**** MATERIAL PROVIDED ****
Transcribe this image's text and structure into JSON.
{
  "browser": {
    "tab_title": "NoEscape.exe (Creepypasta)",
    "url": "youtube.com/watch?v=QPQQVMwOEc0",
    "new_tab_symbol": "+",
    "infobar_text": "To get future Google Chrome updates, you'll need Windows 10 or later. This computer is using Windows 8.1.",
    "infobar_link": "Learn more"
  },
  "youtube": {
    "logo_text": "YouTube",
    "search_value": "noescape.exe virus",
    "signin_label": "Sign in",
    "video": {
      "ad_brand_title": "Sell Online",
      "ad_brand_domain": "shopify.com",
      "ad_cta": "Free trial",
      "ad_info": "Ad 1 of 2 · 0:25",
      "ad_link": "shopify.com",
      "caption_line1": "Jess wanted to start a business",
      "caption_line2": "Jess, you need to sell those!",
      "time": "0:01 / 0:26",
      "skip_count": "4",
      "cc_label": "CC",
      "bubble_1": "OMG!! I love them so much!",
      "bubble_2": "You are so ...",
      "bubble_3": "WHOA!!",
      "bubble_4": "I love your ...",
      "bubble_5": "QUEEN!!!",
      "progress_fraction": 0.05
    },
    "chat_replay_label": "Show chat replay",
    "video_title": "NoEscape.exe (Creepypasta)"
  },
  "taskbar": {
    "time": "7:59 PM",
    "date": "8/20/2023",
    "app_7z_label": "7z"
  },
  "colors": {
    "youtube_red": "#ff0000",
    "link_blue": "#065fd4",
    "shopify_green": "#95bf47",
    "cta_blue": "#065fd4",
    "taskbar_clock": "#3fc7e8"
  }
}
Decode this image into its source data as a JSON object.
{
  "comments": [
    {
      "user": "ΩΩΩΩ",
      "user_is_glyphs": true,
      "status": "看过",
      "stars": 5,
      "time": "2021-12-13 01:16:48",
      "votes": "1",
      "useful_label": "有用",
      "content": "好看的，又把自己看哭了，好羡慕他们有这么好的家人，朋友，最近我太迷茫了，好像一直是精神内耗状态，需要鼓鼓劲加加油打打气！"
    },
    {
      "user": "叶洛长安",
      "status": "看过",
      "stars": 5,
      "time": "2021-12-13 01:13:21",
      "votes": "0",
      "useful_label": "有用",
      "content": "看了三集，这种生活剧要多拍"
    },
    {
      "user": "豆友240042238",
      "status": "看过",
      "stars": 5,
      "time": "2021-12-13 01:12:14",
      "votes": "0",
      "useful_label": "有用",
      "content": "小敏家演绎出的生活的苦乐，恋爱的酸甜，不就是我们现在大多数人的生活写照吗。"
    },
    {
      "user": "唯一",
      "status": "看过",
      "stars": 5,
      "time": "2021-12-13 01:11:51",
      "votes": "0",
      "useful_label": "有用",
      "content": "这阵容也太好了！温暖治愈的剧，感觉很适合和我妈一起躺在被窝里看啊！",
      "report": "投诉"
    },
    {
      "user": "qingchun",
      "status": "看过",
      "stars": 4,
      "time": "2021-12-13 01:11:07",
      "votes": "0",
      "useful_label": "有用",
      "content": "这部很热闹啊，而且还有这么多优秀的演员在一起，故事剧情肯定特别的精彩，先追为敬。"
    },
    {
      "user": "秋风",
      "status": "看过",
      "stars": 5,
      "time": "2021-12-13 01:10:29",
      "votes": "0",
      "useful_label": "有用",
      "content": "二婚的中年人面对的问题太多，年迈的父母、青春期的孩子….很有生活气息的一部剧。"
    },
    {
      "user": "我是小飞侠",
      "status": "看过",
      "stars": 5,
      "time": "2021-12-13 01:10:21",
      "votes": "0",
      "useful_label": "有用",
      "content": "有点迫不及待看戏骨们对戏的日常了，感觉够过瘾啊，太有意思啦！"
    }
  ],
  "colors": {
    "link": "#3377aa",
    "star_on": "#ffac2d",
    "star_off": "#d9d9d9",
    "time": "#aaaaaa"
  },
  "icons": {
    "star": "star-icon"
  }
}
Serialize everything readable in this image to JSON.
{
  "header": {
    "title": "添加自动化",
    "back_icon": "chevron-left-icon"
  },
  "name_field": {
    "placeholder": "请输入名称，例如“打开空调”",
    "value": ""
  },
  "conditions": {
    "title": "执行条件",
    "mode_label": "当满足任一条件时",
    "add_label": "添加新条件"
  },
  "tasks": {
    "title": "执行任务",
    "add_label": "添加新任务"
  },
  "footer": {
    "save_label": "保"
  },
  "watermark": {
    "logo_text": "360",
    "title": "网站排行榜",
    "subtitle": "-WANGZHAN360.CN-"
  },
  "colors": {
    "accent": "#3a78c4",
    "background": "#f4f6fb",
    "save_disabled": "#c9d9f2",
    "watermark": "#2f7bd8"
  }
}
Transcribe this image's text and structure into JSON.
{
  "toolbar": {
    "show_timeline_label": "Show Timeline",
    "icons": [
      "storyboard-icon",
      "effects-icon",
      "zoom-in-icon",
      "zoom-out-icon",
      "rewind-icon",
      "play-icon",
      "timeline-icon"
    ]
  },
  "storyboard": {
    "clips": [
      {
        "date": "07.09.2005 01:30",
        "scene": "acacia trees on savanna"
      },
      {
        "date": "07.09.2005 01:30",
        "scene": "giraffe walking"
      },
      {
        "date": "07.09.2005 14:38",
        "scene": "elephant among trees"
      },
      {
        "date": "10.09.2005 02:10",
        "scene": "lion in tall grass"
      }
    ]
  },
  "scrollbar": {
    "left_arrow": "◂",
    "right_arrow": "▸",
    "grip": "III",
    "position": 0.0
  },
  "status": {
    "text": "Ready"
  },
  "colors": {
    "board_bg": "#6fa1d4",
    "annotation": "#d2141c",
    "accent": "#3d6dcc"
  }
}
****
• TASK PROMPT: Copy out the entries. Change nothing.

• WORKED SOLUTION:
Transcribe this image's text and structure into JSON.
{
  "browser": {
    "tab_title": "NoEscape.exe (Creepypasta)",
    "url": "youtube.com/watch?v=QPQQVMwOEc0",
    "new_tab_symbol": "+",
    "infobar_text": "To get future Google Chrome updates, you'll need Windows 10 or later. This computer is using Windows 8.1.",
    "infobar_link": "Learn more"
  },
  "youtube": {
    "logo_text": "YouTube",
    "search_value": "noescape.exe virus",
    "signin_label": "Sign in",
    "video": {
      "ad_brand_title": "Sell Online",
      "ad_brand_domain": "shopify.com",
      "ad_cta": "Free trial",
      "ad_info": "Ad 1 of 2 · 0:25",
      "ad_link": "shopify.com",
      "caption_line1": "Jess wanted to start a business",
      "caption_line2": "Jess, you need to sell those!",
      "time": "0:01 / 0:26",
      "skip_count": "4",
      "cc_label": "CC",
      "bubble_1": "OMG!! I love them so much!",
      "bubble_2": "You are so ...",
      "bubble_3": "WHOA!!",
      "bubble_4": "I love your ...",
      "bubble_5": "QUEEN!!!",
      "progress_fraction": 0.05
    },
    "chat_replay_label": "Show chat replay",
    "video_title": "NoEscape.exe (Creepypasta)"
  },
  "taskbar": {
    "time": "7:59 PM",
    "date": "8/20/2023",
    "app_7z_label": "7z"
  },
  "colors": {
    "youtube_red": "#ff0000",
    "link_blue": "#065fd4",
    "shopify_green": "#95bf47",
    "cta_blue": "#065fd4",
    "taskbar_clock": "#3fc7e8"
  }
}
Decode this image into its source data as a JSON object.
{
  "comments": [
    {
      "user": "ΩΩΩΩ",
      "user_is_glyphs": true,
      "status": "看过",
      "stars": 5,
      "time": "2021-12-13 01:16:48",
      "votes": "1",
      "useful_label": "有用",
      "content": "好看的，又把自己看哭了，好羡慕他们有这么好的家人，朋友，最近我太迷茫了，好像一直是精神内耗状态，需要鼓鼓劲加加油打打气！"
    },
    {
      "user": "叶洛长安",
      "status": "看过",
      "stars": 5,
      "time": "2021-12-13 01:13:21",
      "votes": "0",
      "useful_label": "有用",
      "content": "看了三集，这种生活剧要多拍"
    },
    {
      "user": "豆友240042238",
      "status": "看过",
      "stars": 5,
      "time": "2021-12-13 01:12:14",
      "votes": "0",
      "useful_label": "有用",
      "content": "小敏家演绎出的生活的苦乐，恋爱的酸甜，不就是我们现在大多数人的生活写照吗。"
    },
    {
      "user": "唯一",
      "status": "看过",
      "stars": 5,
      "time": "2021-12-13 01:11:51",
      "votes": "0",
      "useful_label": "有用",
      "content": "这阵容也太好了！温暖治愈的剧，感觉很适合和我妈一起躺在被窝里看啊！",
      "report": "投诉"
    },
    {
      "user": "qingchun",
      "status": "看过",
      "stars": 4,
      "time": "2021-12-13 01:11:07",
      "votes": "0",
      "useful_label": "有用",
      "content": "这部很热闹啊，而且还有这么多优秀的演员在一起，故事剧情肯定特别的精彩，先追为敬。"
    },
    {
      "user": "秋风",
      "status": "看过",
      "stars": 5,
      "time": "2021-12-13 01:10:29",
      "votes": "0",
      "useful_label": "有用",
      "content": "二婚的中年人面对的问题太多，年迈的父母、青春期的孩子….很有生活气息的一部剧。"
    },
    {
      "user": "我是小飞侠",
      "status": "看过",
      "stars": 5,
      "time": "2021-12-13 01:10:21",
      "votes": "0",
      "useful_label": "有用",
      "content": "有点迫不及待看戏骨们对戏的日常了，感觉够过瘾啊，太有意思啦！"
    }
  ],
  "colors": {
    "link": "#3377aa",
    "star_on": "#ffac2d",
    "star_off": "#d9d9d9",
    "time": "#aaaaaa"
  },
  "icons": {
    "star": "star-icon"
  }
}
Serialize everything readable in this image to JSON.
{
  "header": {
    "title": "添加自动化",
    "back_icon": "chevron-left-icon"
  },
  "name_field": {
    "placeholder": "请输入名称，例如“打开空调”",
    "value": ""
  },
  "conditions": {
    "title": "执行条件",
    "mode_label": "当满足任一条件时",
    "add_label": "添加新条件"
  },
  "tasks": {
    "title": "执行任务",
    "add_label": "添加新任务"
  },
  "footer": {
    "save_label": "保"
  },
  "watermark": {
    "logo_text": "360",
    "title": "网站排行榜",
    "subtitle": "-WANGZHAN360.CN-"
  },
  "colors": {
    "accent": "#3a78c4",
    "background": "#f4f6fb",
    "save_disabled": "#c9d9f2",
    "watermark": "#2f7bd8"
  }
}
Transcribe this image's text and structure into JSON.
{
  "toolbar": {
    "show_timeline_label": "Show Timeline",
    "icons": [
      "storyboard-icon",
      "effects-icon",
      "zoom-in-icon",
      "zoom-out-icon",
      "rewind-icon",
      "play-icon",
      "timeline-icon"
    ]
  },
  "storyboard": {
    "clips": [
      {
        "date": "07.09.2005 01:30",
        "scene": "acacia trees on savanna"
      },
      {
        "date": "07.09.2005 01:30",
        "scene": "giraffe walking"
      },
      {
        "date": "07.09.2005 14:38",
        "scene": "elephant among trees"
      },
      {
        "date": "10.09.2005 02:10",
        "scene": "lion in tall grass"
      }
    ]
  },
  "scrollbar": {
    "left_arrow": "◂",
    "right_arrow": "▸",
    "grip": "III",
    "position": 0.0
  },
  "status": {
    "text": "Ready"
  },
  "colors": {
    "board_bg": "#6fa1d4",
    "annotation": "#d2141c",
    "accent": "#3d6dcc"
  }
}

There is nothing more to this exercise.